## What is required
Copy the entries word for word. Keep the pictures out.

## Provided material
>>
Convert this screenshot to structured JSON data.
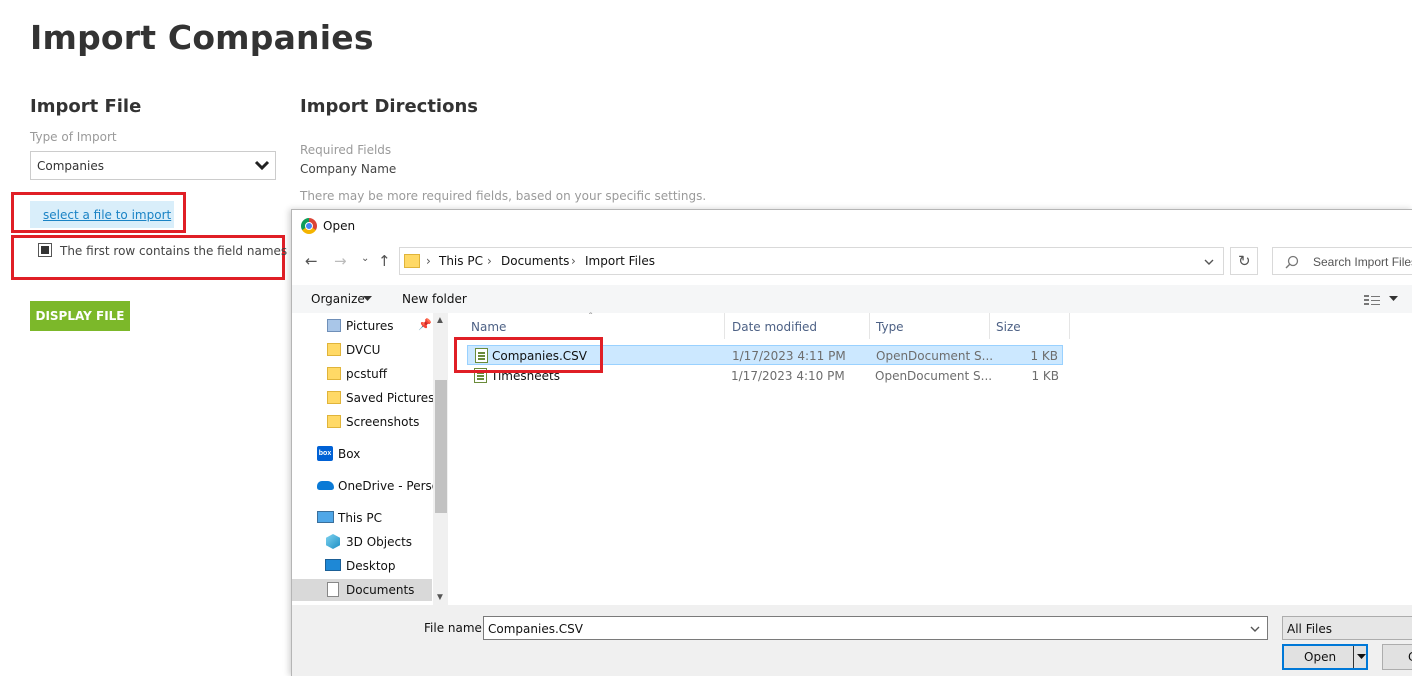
{
  "page": {
    "title": "Import Companies",
    "import_file": {
      "heading": "Import File",
      "type_label": "Type of Import",
      "type_value": "Companies",
      "select_file_link": "select a file to import",
      "first_row_label": "The first row contains the field names",
      "first_row_checked": true,
      "display_button": "DISPLAY FILE"
    },
    "directions": {
      "heading": "Import Directions",
      "required_label": "Required Fields",
      "required_value": "Company Name",
      "note": "There may be more required fields, based on your specific settings."
    }
  },
  "dialog": {
    "title": "Open",
    "breadcrumb": [
      "This PC",
      "Documents",
      "Import Files"
    ],
    "search_placeholder": "Search Import Files",
    "toolbar": {
      "organize": "Organize",
      "new_folder": "New folder"
    },
    "nav_items": [
      {
        "label": "Pictures",
        "icon": "pictures-folder-icon",
        "pinned": true
      },
      {
        "label": "DVCU",
        "icon": "folder-icon"
      },
      {
        "label": "pcstuff",
        "icon": "folder-icon"
      },
      {
        "label": "Saved Pictures",
        "icon": "folder-icon"
      },
      {
        "label": "Screenshots",
        "icon": "folder-icon"
      },
      {
        "label": "Box",
        "icon": "box-icon"
      },
      {
        "label": "OneDrive - Persor",
        "icon": "onedrive-icon"
      },
      {
        "label": "This PC",
        "icon": "pc-icon"
      },
      {
        "label": "3D Objects",
        "icon": "3d-objects-icon"
      },
      {
        "label": "Desktop",
        "icon": "desktop-icon"
      },
      {
        "label": "Documents",
        "icon": "documents-icon",
        "selected": true
      }
    ],
    "columns": [
      "Name",
      "Date modified",
      "Type",
      "Size"
    ],
    "files": [
      {
        "name": "Companies.CSV",
        "date": "1/17/2023 4:11 PM",
        "type": "OpenDocument S...",
        "size": "1 KB",
        "selected": true
      },
      {
        "name": "Timesheets",
        "date": "1/17/2023 4:10 PM",
        "type": "OpenDocument S...",
        "size": "1 KB",
        "selected": false
      }
    ],
    "file_name_label": "File name:",
    "file_name_value": "Companies.CSV",
    "file_type": "All Files",
    "open_button": "Open",
    "cancel_button": "C"
  },
  "colors": {
    "highlight": "#e01f26",
    "primary_green": "#7cb82a",
    "link_blue": "#1a83c5",
    "selection": "#cce8ff"
  }
}
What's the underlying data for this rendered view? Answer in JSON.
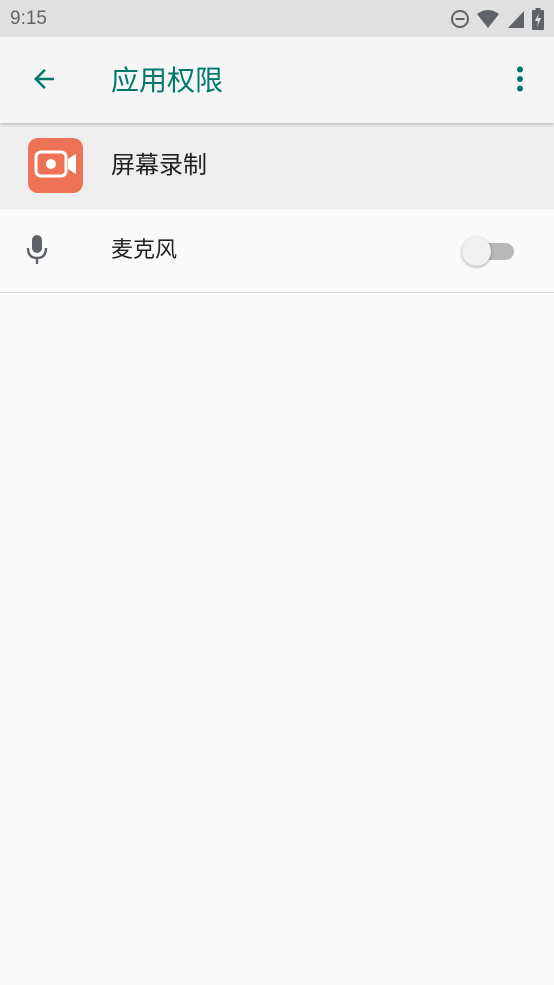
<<
## Exercise solution
Convert this screenshot to structured JSON data.
{
  "page": {
    "title": "Import Companies",
    "import_file": {
      "heading": "Import File",
      "type_label": "Type of Import",
      "type_value": "Companies",
      "select_file_link": "select a file to import",
      "first_row_label": "The first row contains the field names",
      "first_row_checked": true,
      "display_button": "DISPLAY FILE"
    },
    "directions": {
      "heading": "Import Directions",
      "required_label": "Required Fields",
      "required_value": "Company Name",
      "note": "There may be more required fields, based on your specific settings."
    }
  },
  "dialog": {
    "title": "Open",
    "breadcrumb": [
      "This PC",
      "Documents",
      "Import Files"
    ],
    "search_placeholder": "Search Import Files",
    "toolbar": {
      "organize": "Organize",
      "new_folder": "New folder"
    },
    "nav_items": [
      {
        "label": "Pictures",
        "icon": "pictures-folder-icon",
        "pinned": true
      },
      {
        "label": "DVCU",
        "icon": "folder-icon"
      },
      {
        "label": "pcstuff",
        "icon": "folder-icon"
      },
      {
        "label": "Saved Pictures",
        "icon": "folder-icon"
      },
      {
        "label": "Screenshots",
        "icon": "folder-icon"
      },
      {
        "label": "Box",
        "icon": "box-icon"
      },
      {
        "label": "OneDrive - Persor",
        "icon": "onedrive-icon"
      },
      {
        "label": "This PC",
        "icon": "pc-icon"
      },
      {
        "label": "3D Objects",
        "icon": "3d-objects-icon"
      },
      {
        "label": "Desktop",
        "icon": "desktop-icon"
      },
      {
        "label": "Documents",
        "icon": "documents-icon",
        "selected": true
      }
    ],
    "columns": [
      "Name",
      "Date modified",
      "Type",
      "Size"
    ],
    "files": [
      {
        "name": "Companies.CSV",
        "date": "1/17/2023 4:11 PM",
        "type": "OpenDocument S...",
        "size": "1 KB",
        "selected": true
      },
      {
        "name": "Timesheets",
        "date": "1/17/2023 4:10 PM",
        "type": "OpenDocument S...",
        "size": "1 KB",
        "selected": false
      }
    ],
    "file_name_label": "File name:",
    "file_name_value": "Companies.CSV",
    "file_type": "All Files",
    "open_button": "Open",
    "cancel_button": "C"
  },
  "colors": {
    "highlight": "#e01f26",
    "primary_green": "#7cb82a",
    "link_blue": "#1a83c5",
    "selection": "#cce8ff"
  }
}
What's the underlying data for this rendered view? Answer in JSON.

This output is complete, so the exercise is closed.